From the entries, return every line where the string "FARE" shows up.

Dataset records
--------

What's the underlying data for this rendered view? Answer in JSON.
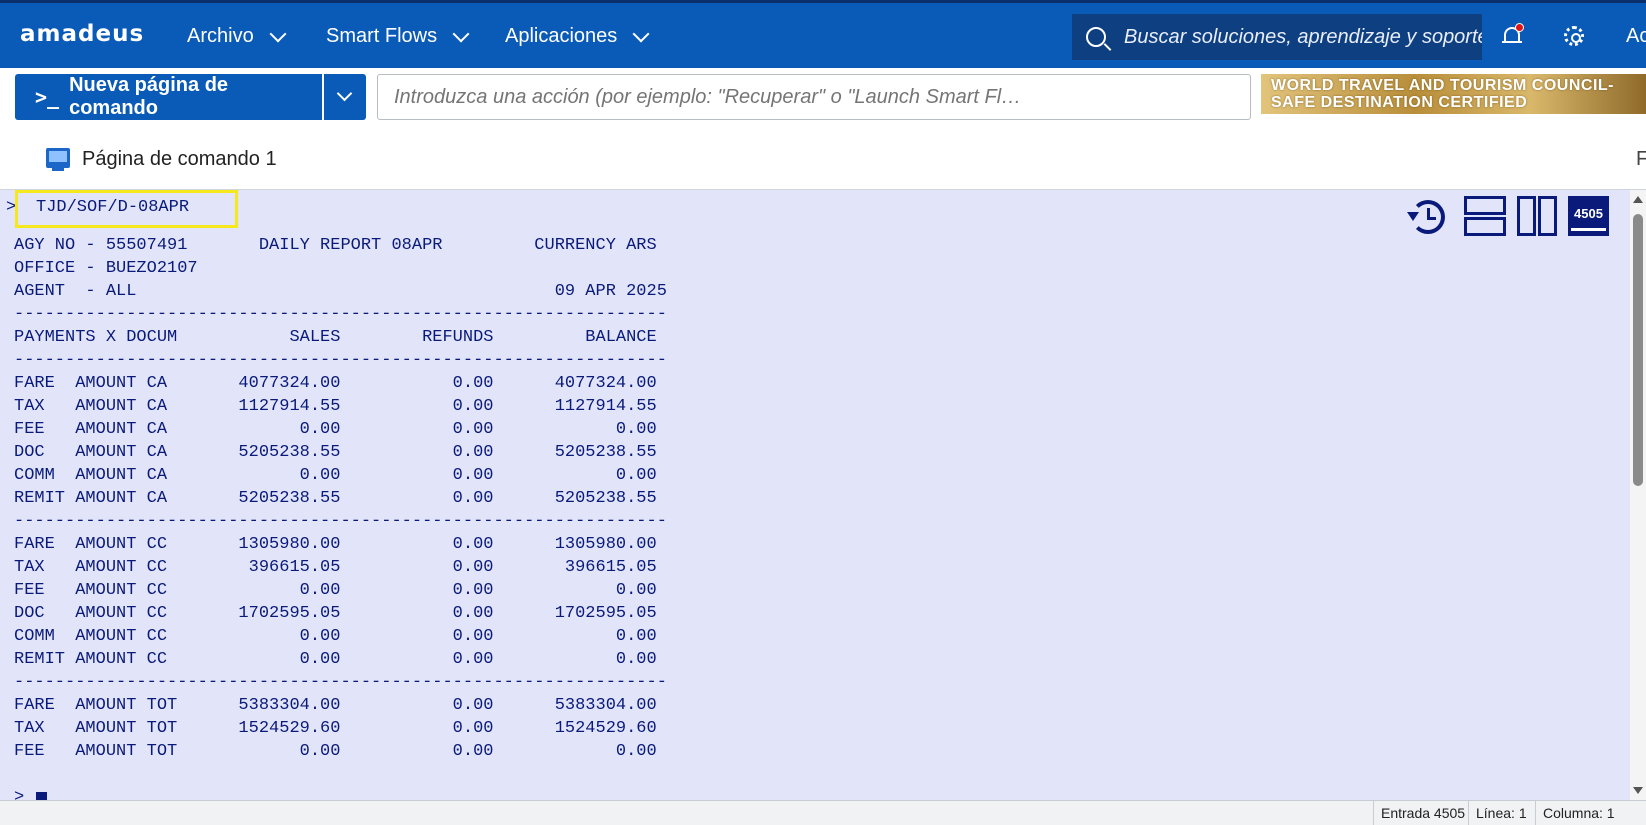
{
  "topbar": {
    "logo": "amadeus",
    "menus": [
      {
        "label": "Archivo"
      },
      {
        "label": "Smart Flows"
      },
      {
        "label": "Aplicaciones"
      }
    ],
    "search_placeholder": "Buscar soluciones, aprendizaje y soporte",
    "account_label": "Ac"
  },
  "cmdbar": {
    "new_command_prompt": ">_",
    "new_command_label": "Nueva página de comando",
    "action_placeholder": "Introduzca una acción (por ejemplo: \"Recuperar\" o \"Launch Smart Fl…",
    "banner_line1": "WORLD TRAVEL AND TOURISM COUNCIL-",
    "banner_line2": "SAFE DESTINATION CERTIFIED"
  },
  "tab": {
    "label": "Página de comando 1",
    "right_clip": "F"
  },
  "terminal": {
    "prompt": ">",
    "command": "TJD/SOF/D-08APR",
    "entry_badge": "4505",
    "lines": [
      "AGY NO - 55507491       DAILY REPORT 08APR         CURRENCY ARS",
      "OFFICE - BUEZO2107",
      "AGENT  - ALL                                         09 APR 2025",
      "----------------------------------------------------------------",
      "PAYMENTS X DOCUM           SALES        REFUNDS         BALANCE",
      "----------------------------------------------------------------",
      "FARE  AMOUNT CA       4077324.00           0.00      4077324.00",
      "TAX   AMOUNT CA       1127914.55           0.00      1127914.55",
      "FEE   AMOUNT CA             0.00           0.00            0.00",
      "DOC   AMOUNT CA       5205238.55           0.00      5205238.55",
      "COMM  AMOUNT CA             0.00           0.00            0.00",
      "REMIT AMOUNT CA       5205238.55           0.00      5205238.55",
      "----------------------------------------------------------------",
      "FARE  AMOUNT CC       1305980.00           0.00      1305980.00",
      "TAX   AMOUNT CC        396615.05           0.00       396615.05",
      "FEE   AMOUNT CC             0.00           0.00            0.00",
      "DOC   AMOUNT CC       1702595.05           0.00      1702595.05",
      "COMM  AMOUNT CC             0.00           0.00            0.00",
      "REMIT AMOUNT CC             0.00           0.00            0.00",
      "----------------------------------------------------------------",
      "FARE  AMOUNT TOT      5383304.00           0.00      5383304.00",
      "TAX   AMOUNT TOT      1524529.60           0.00      1524529.60",
      "FEE   AMOUNT TOT            0.00           0.00            0.00"
    ]
  },
  "statusbar": {
    "entry": "Entrada 4505",
    "line": "Línea: 1",
    "column": "Columna: 1"
  },
  "colors": {
    "brand_blue": "#0a5ab8",
    "terminal_bg": "#e2e5f9",
    "terminal_text": "#0a1a7a",
    "highlight_box": "#f5e81e"
  }
}
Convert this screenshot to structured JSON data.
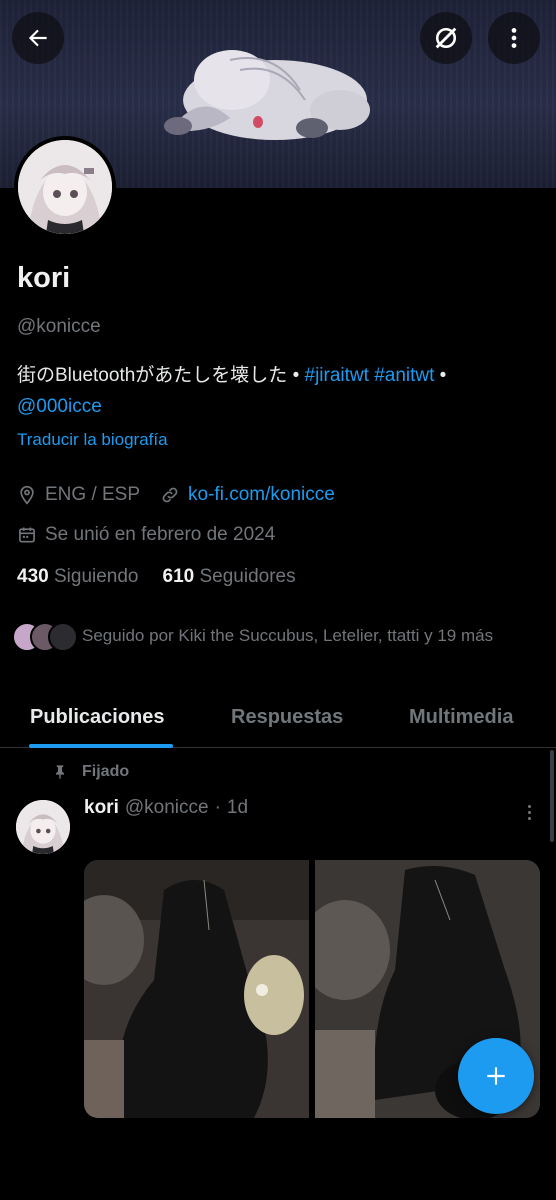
{
  "profile": {
    "name": "kori",
    "handle": "@konicce",
    "bio_text": "街のBluetoothがあたしを壊した • ",
    "bio_hashtag1": "#jiraitwt",
    "bio_hashtag2": "#anitwt",
    "bio_sep": " • ",
    "bio_mention": "@000icce",
    "translate_label": "Traducir la biografía",
    "location": "ENG / ESP",
    "website": "ko-fi.com/konicce",
    "joined": "Se unió en febrero de 2024",
    "following_count": "430",
    "following_label": "Siguiendo",
    "followers_count": "610",
    "followers_label": "Seguidores",
    "followed_by": "Seguido por Kiki the Succubus, Letelier, ttatti y 19 más"
  },
  "tabs": [
    {
      "label": "Publicaciones",
      "active": true
    },
    {
      "label": "Respuestas",
      "active": false
    },
    {
      "label": "Multimedia",
      "active": false
    }
  ],
  "pinned_post": {
    "pinned_label": "Fijado",
    "author_name": "kori",
    "author_handle": "@konicce",
    "separator": "·",
    "time": "1d"
  },
  "icons": {
    "back": "back-arrow-icon",
    "grok": "grok-icon",
    "more": "more-vertical-icon",
    "location": "location-icon",
    "link": "link-icon",
    "calendar": "calendar-icon",
    "pin": "pin-icon",
    "compose": "plus-icon"
  },
  "colors": {
    "accent": "#1d9bf0",
    "background": "#000000",
    "muted": "#71767b"
  }
}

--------

FINAL ANSWER:
      "FARE  AMOUNT CA       4077324.00           0.00      4077324.00",
      "FARE  AMOUNT CC       1305980.00           0.00      1305980.00",
      "FARE  AMOUNT TOT      5383304.00           0.00      5383304.00",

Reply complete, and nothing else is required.